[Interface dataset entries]
----------

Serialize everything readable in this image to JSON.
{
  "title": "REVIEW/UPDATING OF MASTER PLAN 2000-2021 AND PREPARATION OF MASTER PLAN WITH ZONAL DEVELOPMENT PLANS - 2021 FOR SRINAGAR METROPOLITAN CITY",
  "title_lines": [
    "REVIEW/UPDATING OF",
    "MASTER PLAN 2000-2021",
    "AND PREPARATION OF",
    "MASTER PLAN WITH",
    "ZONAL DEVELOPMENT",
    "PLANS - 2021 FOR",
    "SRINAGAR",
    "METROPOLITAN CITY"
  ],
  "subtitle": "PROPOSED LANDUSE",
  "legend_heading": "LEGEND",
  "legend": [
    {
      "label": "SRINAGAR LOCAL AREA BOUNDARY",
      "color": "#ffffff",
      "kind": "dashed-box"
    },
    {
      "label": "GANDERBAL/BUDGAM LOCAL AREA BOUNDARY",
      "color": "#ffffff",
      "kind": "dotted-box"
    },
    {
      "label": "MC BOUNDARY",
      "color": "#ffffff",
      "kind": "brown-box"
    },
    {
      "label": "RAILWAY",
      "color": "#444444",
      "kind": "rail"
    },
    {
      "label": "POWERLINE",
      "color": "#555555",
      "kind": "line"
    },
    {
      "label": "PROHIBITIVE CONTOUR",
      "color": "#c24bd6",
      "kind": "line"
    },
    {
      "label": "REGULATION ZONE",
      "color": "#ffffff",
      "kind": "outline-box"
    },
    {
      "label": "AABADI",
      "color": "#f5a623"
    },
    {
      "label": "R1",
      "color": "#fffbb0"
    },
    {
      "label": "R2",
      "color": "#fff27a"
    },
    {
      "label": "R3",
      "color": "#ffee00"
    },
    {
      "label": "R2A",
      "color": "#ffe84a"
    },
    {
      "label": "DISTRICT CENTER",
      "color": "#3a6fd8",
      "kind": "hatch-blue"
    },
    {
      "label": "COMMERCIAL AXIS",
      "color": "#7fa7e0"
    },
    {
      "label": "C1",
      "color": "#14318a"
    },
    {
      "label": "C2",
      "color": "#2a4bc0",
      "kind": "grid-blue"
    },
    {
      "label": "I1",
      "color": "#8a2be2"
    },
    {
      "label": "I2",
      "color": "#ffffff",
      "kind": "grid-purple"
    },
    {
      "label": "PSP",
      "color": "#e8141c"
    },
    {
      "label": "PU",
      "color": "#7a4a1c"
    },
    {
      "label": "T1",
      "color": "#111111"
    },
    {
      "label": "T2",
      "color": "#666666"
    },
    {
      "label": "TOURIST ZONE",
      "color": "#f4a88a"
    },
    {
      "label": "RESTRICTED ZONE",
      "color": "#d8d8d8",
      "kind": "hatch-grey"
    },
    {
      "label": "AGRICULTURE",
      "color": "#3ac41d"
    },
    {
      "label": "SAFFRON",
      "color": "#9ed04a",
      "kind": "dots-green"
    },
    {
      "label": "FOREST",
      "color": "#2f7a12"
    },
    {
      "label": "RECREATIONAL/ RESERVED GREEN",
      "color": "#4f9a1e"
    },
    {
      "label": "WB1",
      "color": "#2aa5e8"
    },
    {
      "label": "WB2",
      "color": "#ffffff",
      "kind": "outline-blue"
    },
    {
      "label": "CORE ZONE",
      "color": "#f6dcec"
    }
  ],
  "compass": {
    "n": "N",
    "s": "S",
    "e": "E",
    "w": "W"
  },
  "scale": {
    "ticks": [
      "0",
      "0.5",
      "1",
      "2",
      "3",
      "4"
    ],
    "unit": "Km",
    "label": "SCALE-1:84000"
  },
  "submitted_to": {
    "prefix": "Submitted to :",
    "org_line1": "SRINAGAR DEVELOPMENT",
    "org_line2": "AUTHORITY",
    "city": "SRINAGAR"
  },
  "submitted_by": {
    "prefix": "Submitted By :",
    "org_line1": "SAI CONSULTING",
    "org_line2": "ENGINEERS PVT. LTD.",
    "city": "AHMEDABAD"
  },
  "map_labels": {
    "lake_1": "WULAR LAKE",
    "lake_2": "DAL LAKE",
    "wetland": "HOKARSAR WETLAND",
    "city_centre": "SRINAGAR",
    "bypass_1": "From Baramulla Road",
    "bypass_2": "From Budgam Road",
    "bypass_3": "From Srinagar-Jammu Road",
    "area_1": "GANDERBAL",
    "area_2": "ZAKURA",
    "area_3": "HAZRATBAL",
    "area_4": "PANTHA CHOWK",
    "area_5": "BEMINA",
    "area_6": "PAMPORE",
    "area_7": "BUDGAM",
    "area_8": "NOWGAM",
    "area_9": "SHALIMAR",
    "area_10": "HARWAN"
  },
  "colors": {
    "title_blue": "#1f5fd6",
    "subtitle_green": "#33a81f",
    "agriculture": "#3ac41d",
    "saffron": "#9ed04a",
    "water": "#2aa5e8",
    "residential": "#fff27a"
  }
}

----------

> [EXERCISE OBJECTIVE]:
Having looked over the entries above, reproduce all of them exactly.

> [OUTPUT]:
Serialize everything readable in this image to JSON.
{
  "title": "REVIEW/UPDATING OF MASTER PLAN 2000-2021 AND PREPARATION OF MASTER PLAN WITH ZONAL DEVELOPMENT PLANS - 2021 FOR SRINAGAR METROPOLITAN CITY",
  "title_lines": [
    "REVIEW/UPDATING OF",
    "MASTER PLAN 2000-2021",
    "AND PREPARATION OF",
    "MASTER PLAN WITH",
    "ZONAL DEVELOPMENT",
    "PLANS - 2021 FOR",
    "SRINAGAR",
    "METROPOLITAN CITY"
  ],
  "subtitle": "PROPOSED LANDUSE",
  "legend_heading": "LEGEND",
  "legend": [
    {
      "label": "SRINAGAR LOCAL AREA BOUNDARY",
      "color": "#ffffff",
      "kind": "dashed-box"
    },
    {
      "label": "GANDERBAL/BUDGAM LOCAL AREA BOUNDARY",
      "color": "#ffffff",
      "kind": "dotted-box"
    },
    {
      "label": "MC BOUNDARY",
      "color": "#ffffff",
      "kind": "brown-box"
    },
    {
      "label": "RAILWAY",
      "color": "#444444",
      "kind": "rail"
    },
    {
      "label": "POWERLINE",
      "color": "#555555",
      "kind": "line"
    },
    {
      "label": "PROHIBITIVE CONTOUR",
      "color": "#c24bd6",
      "kind": "line"
    },
    {
      "label": "REGULATION ZONE",
      "color": "#ffffff",
      "kind": "outline-box"
    },
    {
      "label": "AABADI",
      "color": "#f5a623"
    },
    {
      "label": "R1",
      "color": "#fffbb0"
    },
    {
      "label": "R2",
      "color": "#fff27a"
    },
    {
      "label": "R3",
      "color": "#ffee00"
    },
    {
      "label": "R2A",
      "color": "#ffe84a"
    },
    {
      "label": "DISTRICT CENTER",
      "color": "#3a6fd8",
      "kind": "hatch-blue"
    },
    {
      "label": "COMMERCIAL AXIS",
      "color": "#7fa7e0"
    },
    {
      "label": "C1",
      "color": "#14318a"
    },
    {
      "label": "C2",
      "color": "#2a4bc0",
      "kind": "grid-blue"
    },
    {
      "label": "I1",
      "color": "#8a2be2"
    },
    {
      "label": "I2",
      "color": "#ffffff",
      "kind": "grid-purple"
    },
    {
      "label": "PSP",
      "color": "#e8141c"
    },
    {
      "label": "PU",
      "color": "#7a4a1c"
    },
    {
      "label": "T1",
      "color": "#111111"
    },
    {
      "label": "T2",
      "color": "#666666"
    },
    {
      "label": "TOURIST ZONE",
      "color": "#f4a88a"
    },
    {
      "label": "RESTRICTED ZONE",
      "color": "#d8d8d8",
      "kind": "hatch-grey"
    },
    {
      "label": "AGRICULTURE",
      "color": "#3ac41d"
    },
    {
      "label": "SAFFRON",
      "color": "#9ed04a",
      "kind": "dots-green"
    },
    {
      "label": "FOREST",
      "color": "#2f7a12"
    },
    {
      "label": "RECREATIONAL/ RESERVED GREEN",
      "color": "#4f9a1e"
    },
    {
      "label": "WB1",
      "color": "#2aa5e8"
    },
    {
      "label": "WB2",
      "color": "#ffffff",
      "kind": "outline-blue"
    },
    {
      "label": "CORE ZONE",
      "color": "#f6dcec"
    }
  ],
  "compass": {
    "n": "N",
    "s": "S",
    "e": "E",
    "w": "W"
  },
  "scale": {
    "ticks": [
      "0",
      "0.5",
      "1",
      "2",
      "3",
      "4"
    ],
    "unit": "Km",
    "label": "SCALE-1:84000"
  },
  "submitted_to": {
    "prefix": "Submitted to :",
    "org_line1": "SRINAGAR DEVELOPMENT",
    "org_line2": "AUTHORITY",
    "city": "SRINAGAR"
  },
  "submitted_by": {
    "prefix": "Submitted By :",
    "org_line1": "SAI CONSULTING",
    "org_line2": "ENGINEERS PVT. LTD.",
    "city": "AHMEDABAD"
  },
  "map_labels": {
    "lake_1": "WULAR LAKE",
    "lake_2": "DAL LAKE",
    "wetland": "HOKARSAR WETLAND",
    "city_centre": "SRINAGAR",
    "bypass_1": "From Baramulla Road",
    "bypass_2": "From Budgam Road",
    "bypass_3": "From Srinagar-Jammu Road",
    "area_1": "GANDERBAL",
    "area_2": "ZAKURA",
    "area_3": "HAZRATBAL",
    "area_4": "PANTHA CHOWK",
    "area_5": "BEMINA",
    "area_6": "PAMPORE",
    "area_7": "BUDGAM",
    "area_8": "NOWGAM",
    "area_9": "SHALIMAR",
    "area_10": "HARWAN"
  },
  "colors": {
    "title_blue": "#1f5fd6",
    "subtitle_green": "#33a81f",
    "agriculture": "#3ac41d",
    "saffron": "#9ed04a",
    "water": "#2aa5e8",
    "residential": "#fff27a"
  }
}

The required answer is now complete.